Assignment: Lines holding the string "użytkowników": copy each one from the listing below.

Entries provided:
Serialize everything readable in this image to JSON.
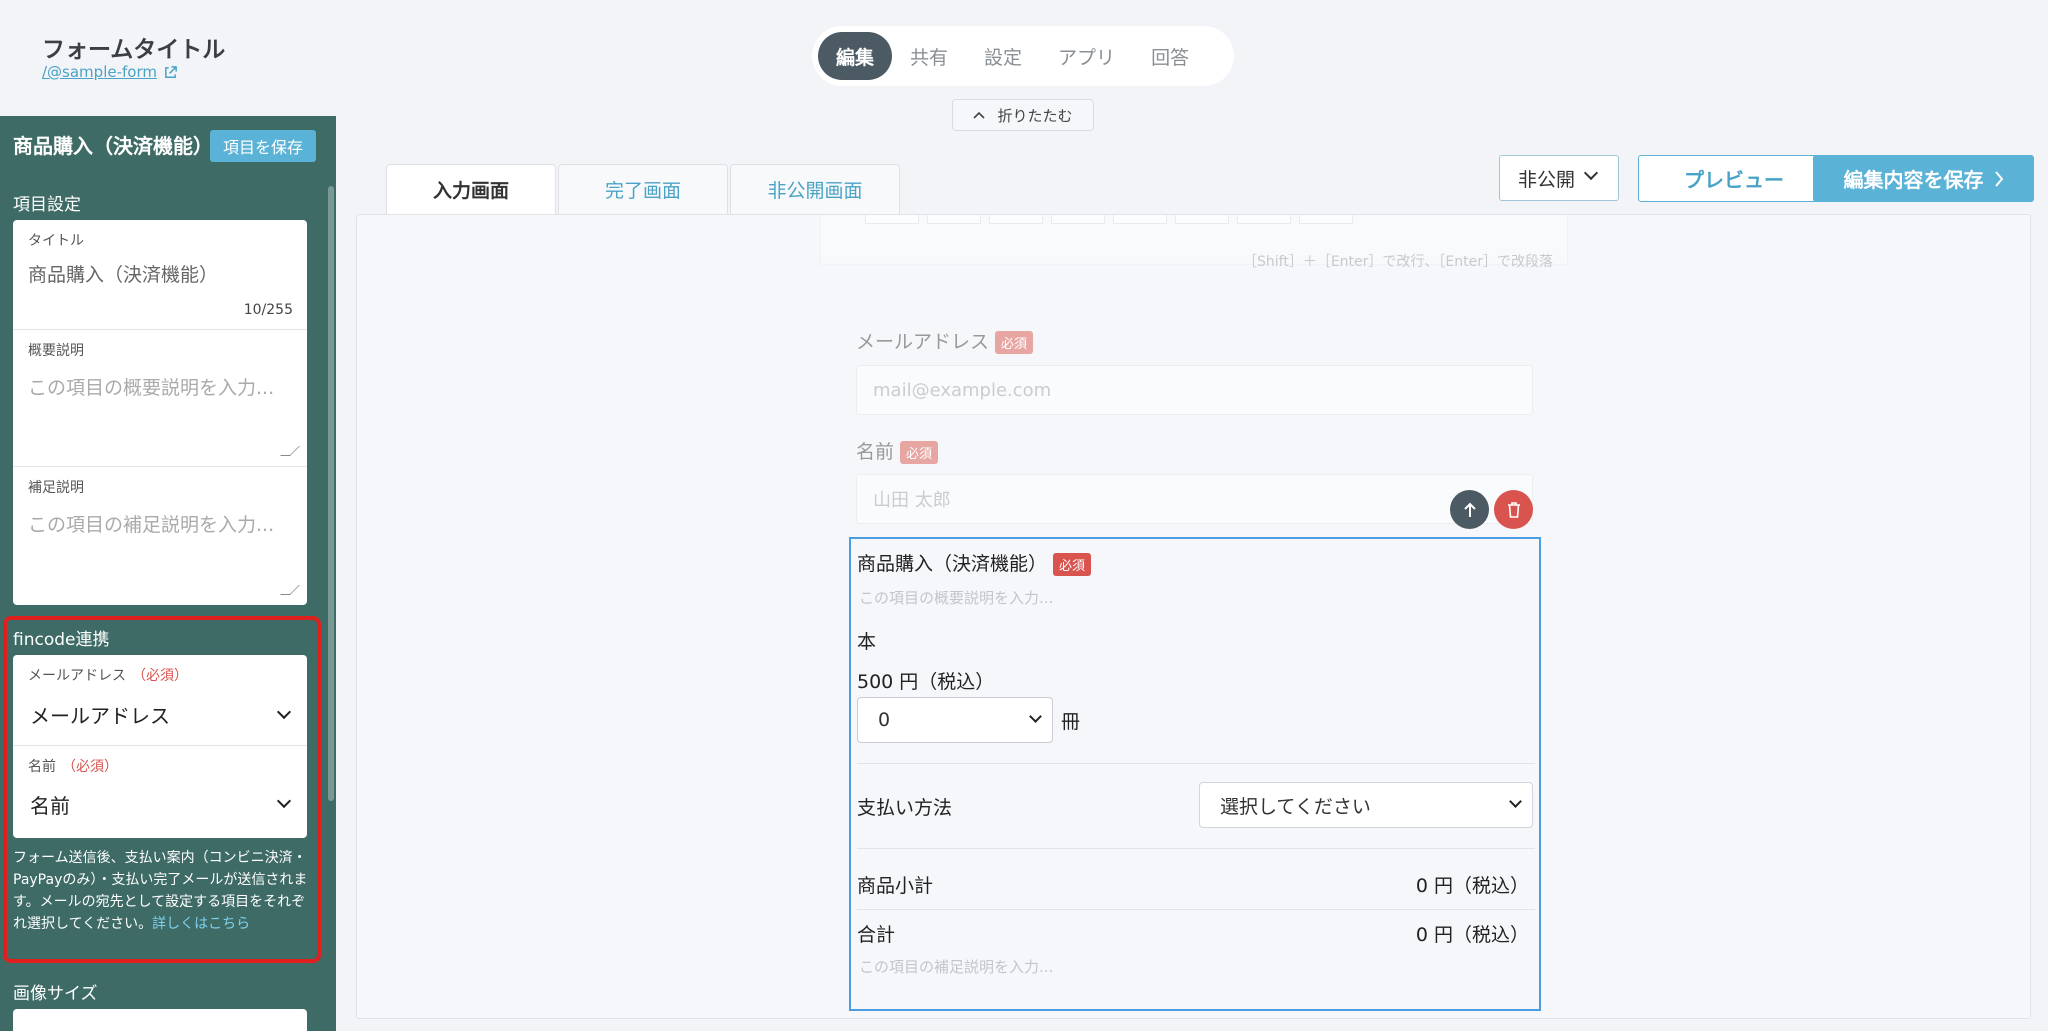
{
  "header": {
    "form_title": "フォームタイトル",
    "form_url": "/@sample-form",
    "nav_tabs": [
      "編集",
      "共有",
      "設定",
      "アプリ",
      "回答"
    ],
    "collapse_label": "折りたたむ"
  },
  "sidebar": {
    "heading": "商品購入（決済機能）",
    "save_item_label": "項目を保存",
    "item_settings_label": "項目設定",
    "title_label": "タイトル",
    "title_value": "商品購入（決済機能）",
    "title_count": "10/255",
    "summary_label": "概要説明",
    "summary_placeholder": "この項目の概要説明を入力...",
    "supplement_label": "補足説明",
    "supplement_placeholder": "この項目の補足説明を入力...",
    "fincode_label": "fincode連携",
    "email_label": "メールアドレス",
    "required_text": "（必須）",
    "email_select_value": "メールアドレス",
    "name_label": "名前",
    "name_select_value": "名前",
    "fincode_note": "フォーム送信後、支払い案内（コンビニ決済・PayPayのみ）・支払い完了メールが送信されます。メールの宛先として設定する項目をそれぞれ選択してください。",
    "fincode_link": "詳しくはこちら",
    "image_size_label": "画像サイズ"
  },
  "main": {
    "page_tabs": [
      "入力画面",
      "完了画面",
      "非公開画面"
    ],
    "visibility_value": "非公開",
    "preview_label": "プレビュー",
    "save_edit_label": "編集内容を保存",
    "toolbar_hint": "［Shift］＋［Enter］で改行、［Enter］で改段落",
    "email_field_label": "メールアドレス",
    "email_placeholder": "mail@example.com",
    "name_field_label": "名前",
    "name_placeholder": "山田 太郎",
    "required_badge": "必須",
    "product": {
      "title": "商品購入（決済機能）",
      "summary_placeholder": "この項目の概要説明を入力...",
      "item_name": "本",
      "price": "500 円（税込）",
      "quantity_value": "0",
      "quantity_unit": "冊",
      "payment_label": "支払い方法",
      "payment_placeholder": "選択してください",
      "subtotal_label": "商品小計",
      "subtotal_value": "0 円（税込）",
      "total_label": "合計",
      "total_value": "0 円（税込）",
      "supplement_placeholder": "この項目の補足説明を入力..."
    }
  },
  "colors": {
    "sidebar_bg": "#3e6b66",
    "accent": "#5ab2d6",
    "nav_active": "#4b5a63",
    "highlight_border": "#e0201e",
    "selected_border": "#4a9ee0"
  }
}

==

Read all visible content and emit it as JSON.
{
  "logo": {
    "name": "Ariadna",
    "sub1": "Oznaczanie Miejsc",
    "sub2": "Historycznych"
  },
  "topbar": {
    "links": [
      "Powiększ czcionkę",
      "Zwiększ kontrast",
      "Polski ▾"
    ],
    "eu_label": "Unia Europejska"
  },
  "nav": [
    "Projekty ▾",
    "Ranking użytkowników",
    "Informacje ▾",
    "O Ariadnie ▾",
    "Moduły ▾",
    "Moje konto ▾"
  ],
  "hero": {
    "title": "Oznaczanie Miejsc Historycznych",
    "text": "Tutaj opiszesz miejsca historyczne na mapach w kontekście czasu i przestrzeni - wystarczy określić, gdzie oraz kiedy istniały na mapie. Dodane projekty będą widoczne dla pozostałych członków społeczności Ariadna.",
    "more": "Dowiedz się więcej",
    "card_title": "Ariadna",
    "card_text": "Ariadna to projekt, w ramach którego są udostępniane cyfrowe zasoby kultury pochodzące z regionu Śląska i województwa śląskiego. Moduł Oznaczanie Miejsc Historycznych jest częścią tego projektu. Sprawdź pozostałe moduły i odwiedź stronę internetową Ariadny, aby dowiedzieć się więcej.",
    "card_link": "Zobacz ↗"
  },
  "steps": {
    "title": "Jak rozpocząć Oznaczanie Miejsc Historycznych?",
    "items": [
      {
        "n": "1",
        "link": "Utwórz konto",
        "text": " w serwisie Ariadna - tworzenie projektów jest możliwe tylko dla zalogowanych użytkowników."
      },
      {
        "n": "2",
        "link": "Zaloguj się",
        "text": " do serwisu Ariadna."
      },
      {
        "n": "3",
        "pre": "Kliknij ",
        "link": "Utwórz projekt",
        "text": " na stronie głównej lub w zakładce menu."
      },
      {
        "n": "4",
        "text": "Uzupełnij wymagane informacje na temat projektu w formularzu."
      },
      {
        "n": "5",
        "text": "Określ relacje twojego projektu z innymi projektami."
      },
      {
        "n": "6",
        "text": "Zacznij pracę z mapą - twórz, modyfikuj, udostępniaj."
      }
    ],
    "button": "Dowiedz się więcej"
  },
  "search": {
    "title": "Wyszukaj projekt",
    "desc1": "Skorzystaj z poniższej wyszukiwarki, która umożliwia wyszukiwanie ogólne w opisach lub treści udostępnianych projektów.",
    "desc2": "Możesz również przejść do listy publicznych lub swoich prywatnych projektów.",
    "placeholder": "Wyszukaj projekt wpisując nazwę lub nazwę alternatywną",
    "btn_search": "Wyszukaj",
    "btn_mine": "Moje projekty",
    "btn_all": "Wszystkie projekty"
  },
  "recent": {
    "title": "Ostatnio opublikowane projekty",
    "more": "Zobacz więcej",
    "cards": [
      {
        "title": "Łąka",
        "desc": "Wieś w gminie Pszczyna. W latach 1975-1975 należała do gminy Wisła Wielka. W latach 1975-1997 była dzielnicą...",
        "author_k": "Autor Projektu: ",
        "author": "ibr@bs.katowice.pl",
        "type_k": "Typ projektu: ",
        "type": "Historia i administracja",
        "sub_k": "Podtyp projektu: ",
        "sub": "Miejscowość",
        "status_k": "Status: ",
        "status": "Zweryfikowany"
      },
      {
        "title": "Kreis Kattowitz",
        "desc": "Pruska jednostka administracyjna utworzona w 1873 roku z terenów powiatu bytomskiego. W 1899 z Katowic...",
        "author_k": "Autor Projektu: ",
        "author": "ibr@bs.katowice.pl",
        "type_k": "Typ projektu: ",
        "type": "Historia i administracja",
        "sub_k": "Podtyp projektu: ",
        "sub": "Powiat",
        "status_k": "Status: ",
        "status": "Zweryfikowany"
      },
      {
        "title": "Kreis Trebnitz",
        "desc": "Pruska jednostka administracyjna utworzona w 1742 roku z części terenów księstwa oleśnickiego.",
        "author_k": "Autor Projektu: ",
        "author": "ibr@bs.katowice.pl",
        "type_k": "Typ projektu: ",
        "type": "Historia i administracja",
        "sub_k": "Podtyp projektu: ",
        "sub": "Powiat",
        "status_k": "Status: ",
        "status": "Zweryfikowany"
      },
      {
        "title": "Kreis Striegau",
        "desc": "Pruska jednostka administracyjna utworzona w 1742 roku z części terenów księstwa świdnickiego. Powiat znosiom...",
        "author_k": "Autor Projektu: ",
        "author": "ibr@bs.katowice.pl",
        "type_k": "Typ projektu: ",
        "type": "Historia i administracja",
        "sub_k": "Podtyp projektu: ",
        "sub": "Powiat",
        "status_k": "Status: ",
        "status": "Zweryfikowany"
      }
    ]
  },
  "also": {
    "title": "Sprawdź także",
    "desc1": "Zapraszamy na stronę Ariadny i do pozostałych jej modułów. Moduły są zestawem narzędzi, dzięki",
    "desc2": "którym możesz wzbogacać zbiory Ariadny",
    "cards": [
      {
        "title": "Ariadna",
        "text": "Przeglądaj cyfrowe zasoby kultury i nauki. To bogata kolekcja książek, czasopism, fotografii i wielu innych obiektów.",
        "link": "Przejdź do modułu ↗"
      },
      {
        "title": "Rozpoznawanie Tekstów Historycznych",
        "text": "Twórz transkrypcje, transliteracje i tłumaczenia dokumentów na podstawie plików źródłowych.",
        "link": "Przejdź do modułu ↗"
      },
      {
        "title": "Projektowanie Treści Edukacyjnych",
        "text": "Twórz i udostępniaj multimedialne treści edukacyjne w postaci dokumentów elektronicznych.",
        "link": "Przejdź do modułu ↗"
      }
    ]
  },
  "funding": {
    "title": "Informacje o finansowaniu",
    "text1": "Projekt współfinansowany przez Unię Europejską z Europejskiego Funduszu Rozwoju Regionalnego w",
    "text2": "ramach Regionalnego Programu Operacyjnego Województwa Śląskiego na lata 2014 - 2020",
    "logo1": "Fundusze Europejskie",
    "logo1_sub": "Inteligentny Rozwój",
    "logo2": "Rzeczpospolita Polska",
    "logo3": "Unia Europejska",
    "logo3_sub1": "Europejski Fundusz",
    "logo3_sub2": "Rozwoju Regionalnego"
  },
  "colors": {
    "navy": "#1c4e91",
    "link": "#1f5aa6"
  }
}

Exercise output:
    "Ranking użytkowników",
        "text": " w serwisie Ariadna - tworzenie projektów jest możliwe tylko dla zalogowanych użytkowników."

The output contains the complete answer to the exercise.